Which lines below contain the word "Uncaught"? Copy each one.

#### DATASET EXCERPTS
┌──

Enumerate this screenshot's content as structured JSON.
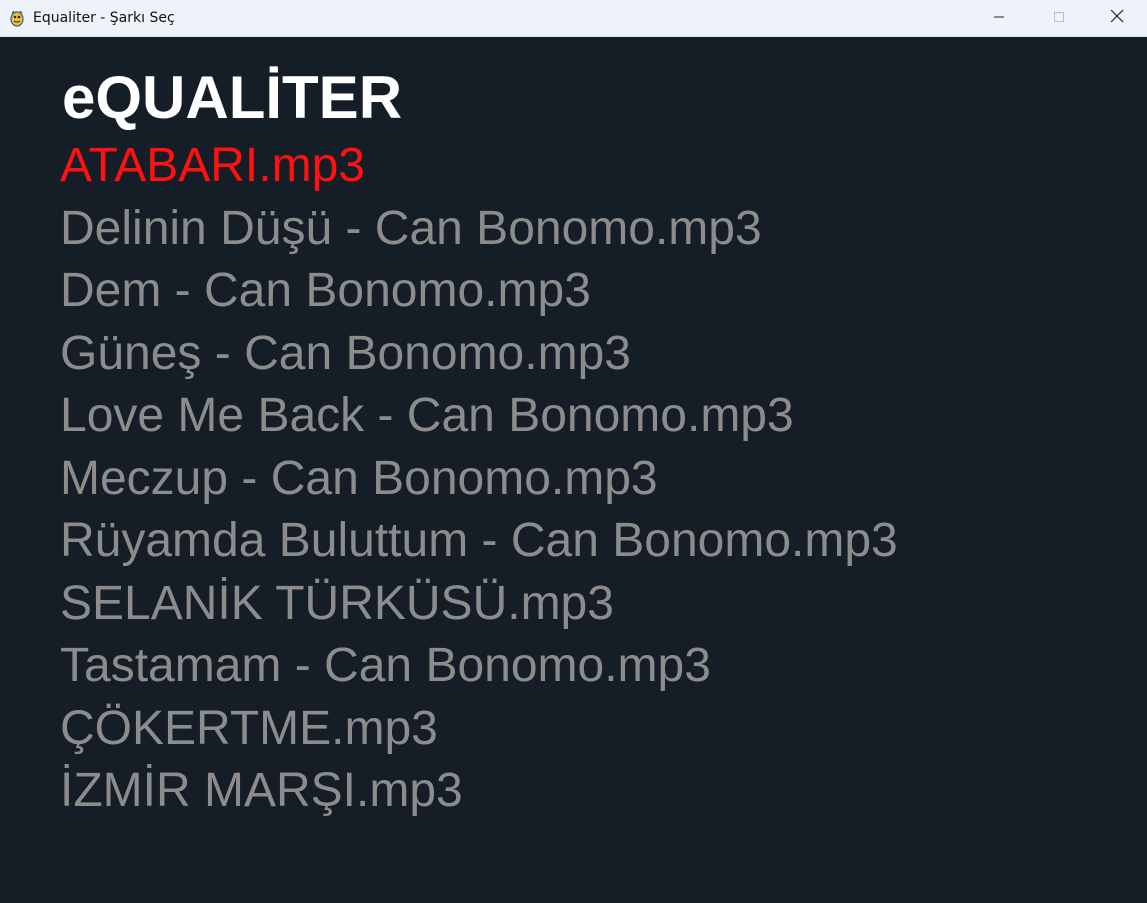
{
  "window": {
    "title": "Equaliter - Şarkı Seç"
  },
  "app": {
    "title": "eQUALİTER"
  },
  "songs": [
    "ATABARI.mp3",
    "Delinin Düşü - Can Bonomo.mp3",
    "Dem - Can Bonomo.mp3",
    "Güneş - Can Bonomo.mp3",
    "Love Me Back - Can Bonomo.mp3",
    "Meczup - Can Bonomo.mp3",
    "Rüyamda Buluttum - Can Bonomo.mp3",
    "SELANİK TÜRKÜSÜ.mp3",
    "Tastamam - Can Bonomo.mp3",
    "ÇÖKERTME.mp3",
    "İZMİR MARŞI.mp3"
  ],
  "selected_index": 0,
  "colors": {
    "background": "#151d27",
    "title": "#ffffff",
    "song": "#8c8c8c",
    "selected_song": "#ff1111"
  },
  "icons": {
    "app": "pygame-snake-icon",
    "minimize": "minimize-icon",
    "maximize": "maximize-icon",
    "close": "close-icon"
  }
}
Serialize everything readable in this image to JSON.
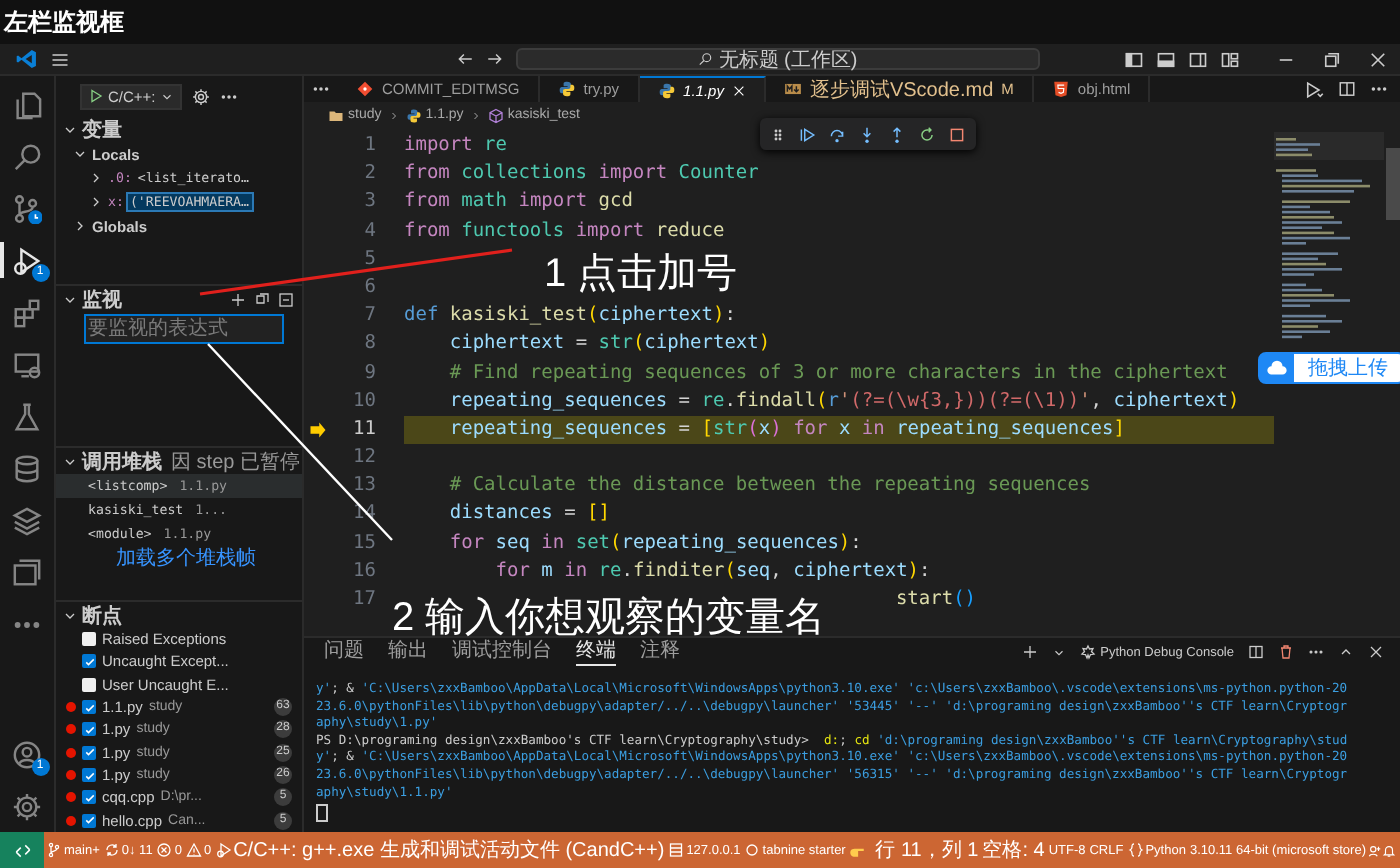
{
  "caption": "左栏监视框",
  "title_bar": {
    "search": "无标题 (工作区)"
  },
  "activity_bar": [
    {
      "selected": false
    },
    {
      "selected": false
    },
    {
      "selected": false
    },
    {
      "selected": true,
      "badge": "1"
    },
    {
      "selected": false
    },
    {
      "selected": false
    },
    {
      "selected": false
    },
    {
      "selected": false
    },
    {
      "selected": false
    },
    {
      "selected": false
    },
    {
      "selected": false
    },
    {
      "selected": false,
      "badge": "1"
    },
    {
      "selected": false
    }
  ],
  "run_bar": {
    "configuration": "C/C++:"
  },
  "variables": {
    "title": "变量",
    "expanded": true,
    "scopes": [
      {
        "name": "Locals",
        "expanded": true,
        "children": [
          {
            "name": ".0:",
            "value": "<list_iterato…",
            "expanded": false,
            "selected": false
          },
          {
            "name": "x:",
            "value": "('REEVOAHMAERA…",
            "expanded": false,
            "selected": true
          }
        ]
      },
      {
        "name": "Globals",
        "expanded": false
      }
    ]
  },
  "watch": {
    "title": "监视",
    "expanded": true,
    "placeholder": "要监视的表达式"
  },
  "call_stack": {
    "title": "调用堆栈",
    "expanded": true,
    "status": "因 step 已暂停",
    "frames": [
      {
        "name": "<listcomp>",
        "file": "1.1.py",
        "selected": true
      },
      {
        "name": "kasiski_test",
        "file": "1...",
        "selected": false
      },
      {
        "name": "<module>",
        "file": "1.1.py",
        "selected": false
      }
    ],
    "more": "加载多个堆栈帧"
  },
  "breakpoints": {
    "title": "断点",
    "expanded": true,
    "items": [
      {
        "kind": "exception",
        "label": "Raised Exceptions",
        "checked": false
      },
      {
        "kind": "exception",
        "label": "Uncaught Except...",
        "checked": true
      },
      {
        "kind": "exception",
        "label": "User Uncaught E...",
        "checked": false
      },
      {
        "kind": "file",
        "label": "1.1.py",
        "path": "study",
        "line": "63",
        "checked": true
      },
      {
        "kind": "file",
        "label": "1.py",
        "path": "study",
        "line": "28",
        "checked": true
      },
      {
        "kind": "file",
        "label": "1.py",
        "path": "study",
        "line": "25",
        "checked": true
      },
      {
        "kind": "file",
        "label": "1.py",
        "path": "study",
        "line": "26",
        "checked": true
      },
      {
        "kind": "file",
        "label": "cqq.cpp",
        "path": "D:\\pr...",
        "line": "5",
        "checked": true
      },
      {
        "kind": "file",
        "label": "hello.cpp",
        "path": "Can...",
        "line": "5",
        "checked": true
      }
    ]
  },
  "editor": {
    "tabs": [
      {
        "label": "COMMIT_EDITMSG",
        "selected": false,
        "preview": false
      },
      {
        "label": "try.py",
        "selected": false,
        "preview": false
      },
      {
        "label": "1.1.py",
        "selected": true,
        "preview": true
      },
      {
        "label": "逐步调试VScode.md",
        "selected": false,
        "preview": false,
        "badge": "M"
      },
      {
        "label": "obj.html",
        "selected": false,
        "preview": false
      }
    ],
    "breadcrumbs": [
      "study",
      "1.1.py",
      "kasiski_test"
    ],
    "lines": [
      {
        "number": "1",
        "current": false,
        "tokens": [
          {
            "kind": "kw",
            "text": "import "
          },
          {
            "kind": "mod",
            "text": "re"
          }
        ]
      },
      {
        "number": "2",
        "current": false,
        "tokens": [
          {
            "kind": "kw",
            "text": "from "
          },
          {
            "kind": "mod",
            "text": "collections "
          },
          {
            "kind": "kw",
            "text": "import "
          },
          {
            "kind": "mod",
            "text": "Counter"
          }
        ]
      },
      {
        "number": "3",
        "current": false,
        "tokens": [
          {
            "kind": "kw",
            "text": "from "
          },
          {
            "kind": "mod",
            "text": "math "
          },
          {
            "kind": "kw",
            "text": "import "
          },
          {
            "kind": "fn",
            "text": "gcd"
          }
        ]
      },
      {
        "number": "4",
        "current": false,
        "tokens": [
          {
            "kind": "kw",
            "text": "from "
          },
          {
            "kind": "mod",
            "text": "functools "
          },
          {
            "kind": "kw",
            "text": "import "
          },
          {
            "kind": "fn",
            "text": "reduce"
          }
        ]
      },
      {
        "number": "5",
        "current": false
      },
      {
        "number": "6",
        "current": false
      },
      {
        "number": "7",
        "current": false,
        "tokens": [
          {
            "kind": "def",
            "text": "def "
          },
          {
            "kind": "fn",
            "text": "kasiski_test"
          },
          {
            "kind": "p1",
            "text": "("
          },
          {
            "kind": "var",
            "text": "ciphertext"
          },
          {
            "kind": "p1",
            "text": ")"
          },
          {
            "kind": "op",
            "text": ":"
          }
        ]
      },
      {
        "number": "8",
        "current": false,
        "tokens": [
          {
            "kind": "var",
            "text": "    ciphertext"
          },
          {
            "kind": "op",
            "text": " = "
          },
          {
            "kind": "mod",
            "text": "str"
          },
          {
            "kind": "p1",
            "text": "("
          },
          {
            "kind": "var",
            "text": "ciphertext"
          },
          {
            "kind": "p1",
            "text": ")"
          }
        ]
      },
      {
        "number": "9",
        "current": false,
        "tokens": [
          {
            "kind": "cm",
            "text": "    # Find repeating sequences of 3 or more characters in the ciphertext"
          }
        ]
      },
      {
        "number": "10",
        "current": false,
        "tokens": [
          {
            "kind": "var",
            "text": "    repeating_sequences"
          },
          {
            "kind": "op",
            "text": " = "
          },
          {
            "kind": "mod",
            "text": "re"
          },
          {
            "kind": "op",
            "text": "."
          },
          {
            "kind": "fn",
            "text": "findall"
          },
          {
            "kind": "p1",
            "text": "("
          },
          {
            "kind": "def",
            "text": "r"
          },
          {
            "kind": "str",
            "text": "'"
          },
          {
            "kind": "regex",
            "text": "(?=(\\w{3,}))(?=(\\1))"
          },
          {
            "kind": "str",
            "text": "'"
          },
          {
            "kind": "op",
            "text": ", "
          },
          {
            "kind": "var",
            "text": "ciphertext"
          },
          {
            "kind": "p1",
            "text": ")"
          }
        ]
      },
      {
        "number": "11",
        "current": true,
        "tokens": [
          {
            "kind": "var",
            "text": "    repeating_sequences"
          },
          {
            "kind": "op",
            "text": " = "
          },
          {
            "kind": "p1",
            "text": "["
          },
          {
            "kind": "mod",
            "text": "str"
          },
          {
            "kind": "p2",
            "text": "("
          },
          {
            "kind": "var",
            "text": "x"
          },
          {
            "kind": "p2",
            "text": ")"
          },
          {
            "kind": "kw",
            "text": " for "
          },
          {
            "kind": "var",
            "text": "x"
          },
          {
            "kind": "kw",
            "text": " in "
          },
          {
            "kind": "var",
            "text": "repeating_sequences"
          },
          {
            "kind": "p1",
            "text": "]"
          }
        ]
      },
      {
        "number": "12",
        "current": false
      },
      {
        "number": "13",
        "current": false,
        "tokens": [
          {
            "kind": "cm",
            "text": "    # Calculate the distance between the repeating sequences"
          }
        ]
      },
      {
        "number": "14",
        "current": false,
        "tokens": [
          {
            "kind": "var",
            "text": "    distances"
          },
          {
            "kind": "op",
            "text": " = "
          },
          {
            "kind": "p1",
            "text": "[]"
          }
        ]
      },
      {
        "number": "15",
        "current": false,
        "tokens": [
          {
            "kind": "kw",
            "text": "    for "
          },
          {
            "kind": "var",
            "text": "seq"
          },
          {
            "kind": "kw",
            "text": " in "
          },
          {
            "kind": "mod",
            "text": "set"
          },
          {
            "kind": "p1",
            "text": "("
          },
          {
            "kind": "var",
            "text": "repeating_sequences"
          },
          {
            "kind": "p1",
            "text": ")"
          },
          {
            "kind": "op",
            "text": ":"
          }
        ]
      },
      {
        "number": "16",
        "current": false,
        "tokens": [
          {
            "kind": "kw",
            "text": "        for "
          },
          {
            "kind": "var",
            "text": "m"
          },
          {
            "kind": "kw",
            "text": " in "
          },
          {
            "kind": "mod",
            "text": "re"
          },
          {
            "kind": "op",
            "text": "."
          },
          {
            "kind": "fn",
            "text": "finditer"
          },
          {
            "kind": "p1",
            "text": "("
          },
          {
            "kind": "var",
            "text": "seq"
          },
          {
            "kind": "op",
            "text": ", "
          },
          {
            "kind": "var",
            "text": "ciphertext"
          },
          {
            "kind": "p1",
            "text": ")"
          },
          {
            "kind": "op",
            "text": ":"
          }
        ]
      },
      {
        "number": "17",
        "current": false,
        "tokens": [
          {
            "kind": "fn",
            "text": "                                           start"
          },
          {
            "kind": "p3",
            "text": "()"
          }
        ]
      }
    ],
    "upload_widget": "拖拽上传"
  },
  "panel": {
    "tabs": [
      {
        "label": "问题",
        "selected": false
      },
      {
        "label": "输出",
        "selected": false
      },
      {
        "label": "调试控制台",
        "selected": false
      },
      {
        "label": "终端",
        "selected": true
      },
      {
        "label": "注释",
        "selected": false
      }
    ],
    "terminal_name": "Python Debug Console",
    "lines": [
      [
        {
          "kind": "arg",
          "text": "y'"
        },
        {
          "kind": "plain",
          "text": "; & "
        },
        {
          "kind": "arg",
          "text": "'C:\\Users\\zxxBamboo\\AppData\\Local\\Microsoft\\WindowsApps\\python3.10.exe' 'c:\\Users\\zxxBamboo\\.vscode\\extensions\\ms-python.python-20"
        }
      ],
      [
        {
          "kind": "arg",
          "text": "23.6.0\\pythonFiles\\lib\\python\\debugpy\\adapter/../..\\debugpy\\launcher' '53445' '--' 'd:\\programing design\\zxxBamboo''s CTF learn\\Cryptogr"
        }
      ],
      [
        {
          "kind": "arg",
          "text": "aphy\\study\\1.py'"
        }
      ],
      [
        {
          "kind": "plain",
          "text": "PS D:\\programing design\\zxxBamboo's CTF learn\\Cryptography\\study>  "
        },
        {
          "kind": "cmd",
          "text": "d:"
        },
        {
          "kind": "plain",
          "text": "; "
        },
        {
          "kind": "cmd",
          "text": "cd"
        },
        {
          "kind": "arg",
          "text": " 'd:\\programing design\\zxxBamboo''s CTF learn\\Cryptography\\stud"
        }
      ],
      [
        {
          "kind": "arg",
          "text": "y'"
        },
        {
          "kind": "plain",
          "text": "; & "
        },
        {
          "kind": "arg",
          "text": "'C:\\Users\\zxxBamboo\\AppData\\Local\\Microsoft\\WindowsApps\\python3.10.exe' 'c:\\Users\\zxxBamboo\\.vscode\\extensions\\ms-python.python-20"
        }
      ],
      [
        {
          "kind": "arg",
          "text": "23.6.0\\pythonFiles\\lib\\python\\debugpy\\adapter/../..\\debugpy\\launcher' '56315' '--' 'd:\\programing design\\zxxBamboo''s CTF learn\\Cryptogr"
        }
      ],
      [
        {
          "kind": "arg",
          "text": "aphy\\study\\1.1.py'"
        }
      ]
    ],
    "cursor": true
  },
  "status_bar": {
    "items": [
      {
        "kind": "branch",
        "text": "main+"
      },
      {
        "kind": "sync",
        "text": "0↓ 11"
      },
      {
        "kind": "errors",
        "text": "0"
      },
      {
        "kind": "warnings",
        "text": "0"
      },
      {
        "kind": "debug",
        "text": "C/C++: g++.exe 生成和调试活动文件 (CandC++)"
      },
      {
        "kind": "server",
        "text": "127.0.0.1"
      },
      {
        "kind": "tabnine",
        "text": "tabnine starter"
      },
      {
        "kind": "plain",
        "text": "行 11，列 1"
      },
      {
        "kind": "plain",
        "text": "空格: 4"
      },
      {
        "kind": "plain",
        "text": "UTF-8"
      },
      {
        "kind": "plain",
        "text": "CRLF"
      },
      {
        "kind": "python",
        "text": "Python"
      },
      {
        "kind": "plain",
        "text": "3.10.11 64-bit (microsoft store)"
      }
    ]
  },
  "annotations": [
    {
      "text": "1 点击加号"
    },
    {
      "text": "2 输入你想观察的变量名"
    }
  ]
}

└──

#### TASK OUTPUT
        "label": "Uncaught Except...",
        "label": "User Uncaught E...",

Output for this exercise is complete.